I’ve gone longer than usual without posting of late, and not for lack of interesting things to write about. The past 2 weeks have been among the busiest, and best, that I’ve had in all of my time in Haiti. Welcome back to The Mad Mad Mad Mad World. Let me tell you about life, love, and the pursuit of the Haitian dream.
Life – Public transportation in Haiti comes in the form of colourfully painted trucks called “tap-taps” (because you tap the ceiling twice when you need to get off…clever, right?), most of which have slogans painted on them that are reminders of how to best carry on, lovingand country. Today as my child-bearing hips were locked in a vice-grip between the other human sardines on the way home from church, I looked up and saw my favourite piece of tap-tap wisdom painted above me: “Lavi pa fasil.” Life is not easy. Very true, for some more so than others. Seeing this on the back of a dilapidated truck crammed with people, as I whip past roadside shacks filled with those left homeless or worse by natural and human disasters, makes me think twice about ever using those words again back home. Heavy thinking for a Sunday morning hangover…
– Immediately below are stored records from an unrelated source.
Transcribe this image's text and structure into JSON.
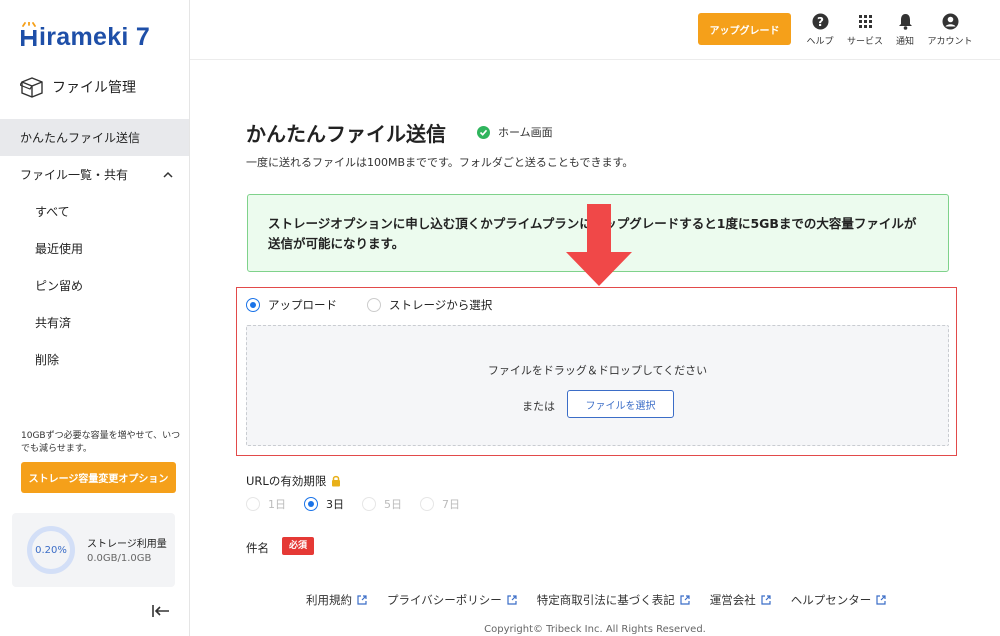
{
  "brand": {
    "logo_text": "irameki 7",
    "logo_letter": "H"
  },
  "sidebar": {
    "module_title": "ファイル管理",
    "items": [
      {
        "label": "かんたんファイル送信"
      },
      {
        "label": "ファイル一覧・共有"
      },
      {
        "label": "すべて"
      },
      {
        "label": "最近使用"
      },
      {
        "label": "ピン留め"
      },
      {
        "label": "共有済"
      },
      {
        "label": "削除"
      }
    ],
    "storage_note": "10GBずつ必要な容量を増やせて、いつでも減らせます。",
    "storage_button": "ストレージ容量変更オプション",
    "storage_usage": {
      "percent": "0.20%",
      "label": "ストレージ利用量",
      "value": "0.0GB/1.0GB"
    }
  },
  "header": {
    "upgrade_label": "アップグレード",
    "icons": [
      {
        "label": "ヘルプ",
        "icon": "help-icon"
      },
      {
        "label": "サービス",
        "icon": "grid-icon"
      },
      {
        "label": "通知",
        "icon": "bell-icon"
      },
      {
        "label": "アカウント",
        "icon": "account-icon"
      }
    ]
  },
  "main": {
    "title": "かんたんファイル送信",
    "home_badge": "ホーム画面",
    "subtitle": "一度に送れるファイルは100MBまでです。フォルダごと送ることもできます。",
    "info": "ストレージオプションに申し込む頂くかプライムプランにアップグレードすると1度に5GBまでの大容量ファイルが送信が可能になります。",
    "source_options": [
      "アップロード",
      "ストレージから選択"
    ],
    "dropzone_text": "ファイルをドラッグ＆ドロップしてください",
    "or_text": "または",
    "select_file": "ファイルを選択",
    "url_expiry_label": "URLの有効期限",
    "expiry_options": [
      "1日",
      "3日",
      "5日",
      "7日"
    ],
    "subject_label": "件名",
    "required_badge": "必須"
  },
  "footer": {
    "links": [
      "利用規約",
      "プライバシーポリシー",
      "特定商取引法に基づく表記",
      "運営会社",
      "ヘルプセンター"
    ],
    "copyright": "Copyright© Tribeck Inc. All Rights Reserved."
  },
  "colors": {
    "accent_orange": "#f5a01a",
    "brand_blue": "#1e4fa8",
    "alert_red": "#e53935",
    "success_green": "#2fb55d"
  }
}
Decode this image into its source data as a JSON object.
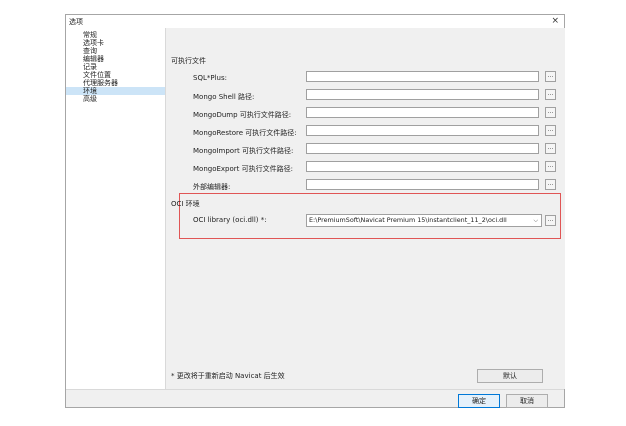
{
  "window": {
    "title": "选项",
    "close_icon": "×"
  },
  "sidebar": {
    "items": [
      {
        "label": "常规"
      },
      {
        "label": "选项卡"
      },
      {
        "label": "查询"
      },
      {
        "label": "编辑器"
      },
      {
        "label": "记录"
      },
      {
        "label": "文件位置"
      },
      {
        "label": "代理服务器"
      },
      {
        "label": "环境",
        "selected": true
      },
      {
        "label": "高级"
      }
    ]
  },
  "executables": {
    "section_label": "可执行文件",
    "rows": [
      {
        "label": "SQL*Plus:",
        "value": ""
      },
      {
        "label": "Mongo Shell 路径:",
        "value": ""
      },
      {
        "label": "MongoDump 可执行文件路径:",
        "value": ""
      },
      {
        "label": "MongoRestore 可执行文件路径:",
        "value": ""
      },
      {
        "label": "MongoImport 可执行文件路径:",
        "value": ""
      },
      {
        "label": "MongoExport 可执行文件路径:",
        "value": ""
      },
      {
        "label": "外部编辑器:",
        "value": ""
      }
    ],
    "browse_label": "..."
  },
  "oci": {
    "section_label": "OCI 环境",
    "library_label": "OCI library (oci.dll) *:",
    "library_value": "E:\\PremiumSoft\\Navicat Premium 15\\instantclient_11_2\\oci.dll",
    "browse_label": "...",
    "highlight_color": "#e05555"
  },
  "note": "* 更改将于重新启动 Navicat 后生效",
  "buttons": {
    "default": "默认",
    "ok": "确定",
    "cancel": "取消"
  }
}
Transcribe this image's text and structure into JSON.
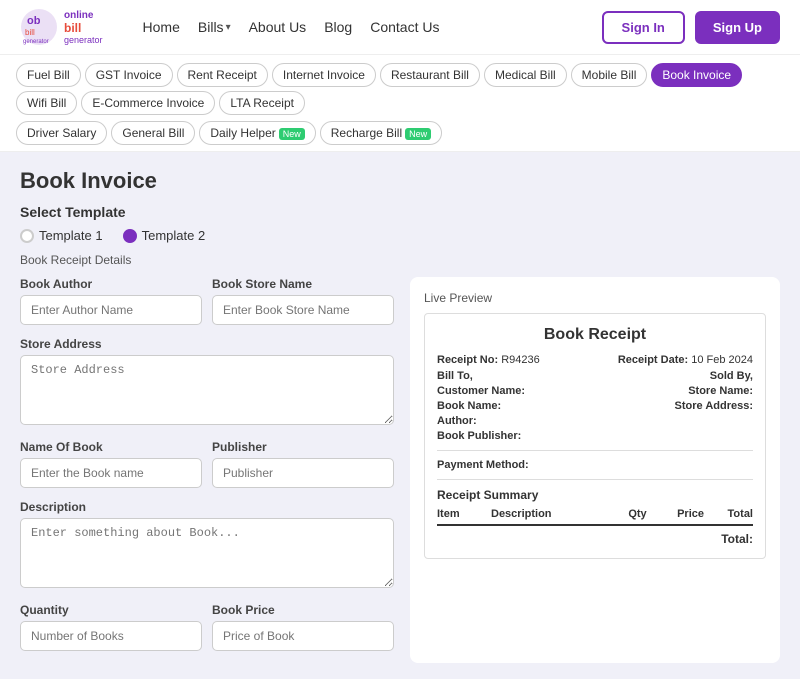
{
  "header": {
    "logo_line1": "online",
    "logo_line2": "bill",
    "logo_line3": "generator",
    "nav": {
      "home": "Home",
      "bills": "Bills",
      "about_us": "About Us",
      "blog": "Blog",
      "contact_us": "Contact Us"
    },
    "signin": "Sign In",
    "signup": "Sign Up"
  },
  "categories": [
    {
      "label": "Fuel Bill",
      "active": false,
      "new": false
    },
    {
      "label": "GST Invoice",
      "active": false,
      "new": false
    },
    {
      "label": "Rent Receipt",
      "active": false,
      "new": false
    },
    {
      "label": "Internet Invoice",
      "active": false,
      "new": false
    },
    {
      "label": "Restaurant Bill",
      "active": false,
      "new": false
    },
    {
      "label": "Medical Bill",
      "active": false,
      "new": false
    },
    {
      "label": "Mobile Bill",
      "active": false,
      "new": false
    },
    {
      "label": "Book Invoice",
      "active": true,
      "new": false
    },
    {
      "label": "Wifi Bill",
      "active": false,
      "new": false
    },
    {
      "label": "E-Commerce Invoice",
      "active": false,
      "new": false
    },
    {
      "label": "LTA Receipt",
      "active": false,
      "new": false
    }
  ],
  "categories_row2": [
    {
      "label": "Driver Salary",
      "active": false,
      "new": false
    },
    {
      "label": "General Bill",
      "active": false,
      "new": false
    },
    {
      "label": "Daily Helper",
      "active": false,
      "new": true
    },
    {
      "label": "Recharge Bill",
      "active": false,
      "new": true
    }
  ],
  "page": {
    "title": "Book Invoice",
    "select_template_label": "Select Template",
    "template1_label": "Template 1",
    "template2_label": "Template 2",
    "receipt_details_label": "Book Receipt Details",
    "live_preview_label": "Live Preview"
  },
  "form": {
    "book_author_label": "Book Author",
    "book_author_placeholder": "Enter Author Name",
    "book_store_label": "Book Store Name",
    "book_store_placeholder": "Enter Book Store Name",
    "store_address_label": "Store Address",
    "store_address_placeholder": "Store Address",
    "name_of_book_label": "Name Of Book",
    "name_of_book_placeholder": "Enter the Book name",
    "publisher_label": "Publisher",
    "publisher_placeholder": "Publisher",
    "description_label": "Description",
    "description_placeholder": "Enter something about Book...",
    "quantity_label": "Quantity",
    "quantity_placeholder": "Number of Books",
    "book_price_label": "Book Price",
    "book_price_placeholder": "Price of Book"
  },
  "preview": {
    "receipt_title": "Book Receipt",
    "receipt_no_label": "Receipt No:",
    "receipt_no_value": "R94236",
    "receipt_date_label": "Receipt Date:",
    "receipt_date_value": "10 Feb 2024",
    "bill_to_label": "Bill To,",
    "sold_by_label": "Sold By,",
    "customer_name_label": "Customer Name:",
    "store_name_label": "Store Name:",
    "book_name_label": "Book Name:",
    "store_address_label": "Store Address:",
    "author_label": "Author:",
    "book_publisher_label": "Book Publisher:",
    "payment_method_label": "Payment Method:",
    "receipt_summary_label": "Receipt Summary",
    "table_item": "Item",
    "table_description": "Description",
    "table_qty": "Qty",
    "table_price": "Price",
    "table_total": "Total",
    "total_label": "Total:"
  },
  "colors": {
    "accent": "#7b2fbe",
    "active_tab": "#7b2fbe",
    "new_badge": "#2ecc71"
  }
}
Love – On a much more upbeat note, I love my family! The now-world-famous Watsons of Phelpston made a brief but memorable appearance on a rubble site near me last week, and man was it fun. (To see the front-page article in our hometown newspaper click here!) It was amazing to have all 7 members of my immediate family sledgehammering in sync to smash up the better part of a collapsed roof in just one day. Our team leader called us “the Von Trapp’s of rubble” (stay tuned for an awkward family photo or 2…). Considering that everyone in my family falls more on the “nerd” side of the high-school yearbook spectrum (no matter how hard I try to argue my rightful “jock” status), I was pretty impressed with how naturally they all took to rubbling. Junior, one of our strongest and longest-serving local volunteers, took my 17-year old sister Mallory under his wing and within the hour they were an unstoppable team. By the end of their visit I didn’t see much of Mallory, as she seemed to be always covered in a pile of adoring Haitian children who wanted her to stay and play with them forever. It seems that whatever it is that I have that makes me do what I do is genetic, and I don’t think Haiti’s seen the last of the Watson sisters. Having my family come volunteer with me was a really special experience, and it meant a lot to me that they would put themselves so far out of their element to come and see firsthand what the work I’m doing is all about.
The Pursuit of the Haitian Dream – Although it’s hard to define what “The Dream” is for any country (except for Canada, where it is clearly finding attractive winter footwear), last night I felt like we were as close as we’ve ever been to seeing it for Haiti. After coming back from my break(down) in November, I switched from working with the mayor’s office project to assisting the coordinator of our local volunteer program (see my November 27th post for more on that). Since last April, All Hands has welcomed young men and women from Leogane and the surrounding area who want to volunteer to help their community in whatever way they can (see November 18th’s “Interview with the Volunteer” for more on the program). I was involved in the initial restructuring of the local volunteer program that happened back in June, when we created a mentoring program to make sure that our volunteers got the best possible learning experience out of their time at All Hands. The program has grown and developed since then, thanks to the volunteers themselves and the amazing project coordination of my friend Jess. Our original group of volunteers, which has grown to about 30 over 9 months, celebrated their “graduation” from the local volunteer program last night. The ceremony was great, with valedictory speeches and a slide-show put together by Emmanuel, an incredible 17-year old kid who has gone from a shy rubbler to head of our Bobcat operator program, over the course of the past 9 months. Everyone looked extra “fresh” (the adjective of choice for a well-dressed Haitian), and it was a beautiful way to celebrate an inspiring group of people. I’m proud to be a part of something that connects people with a genuine desire to help with the means and materials to do so. Every day I’m amazed by the energy and passion of our local volunteers, and the more I’ve gotten to know about them as individuals and about their circumstances, the more I’m blown away by everything they do. Lavi pa fasil, but my friends here in Haiti are proving that no matter who you are, there’s always something you can do to better it.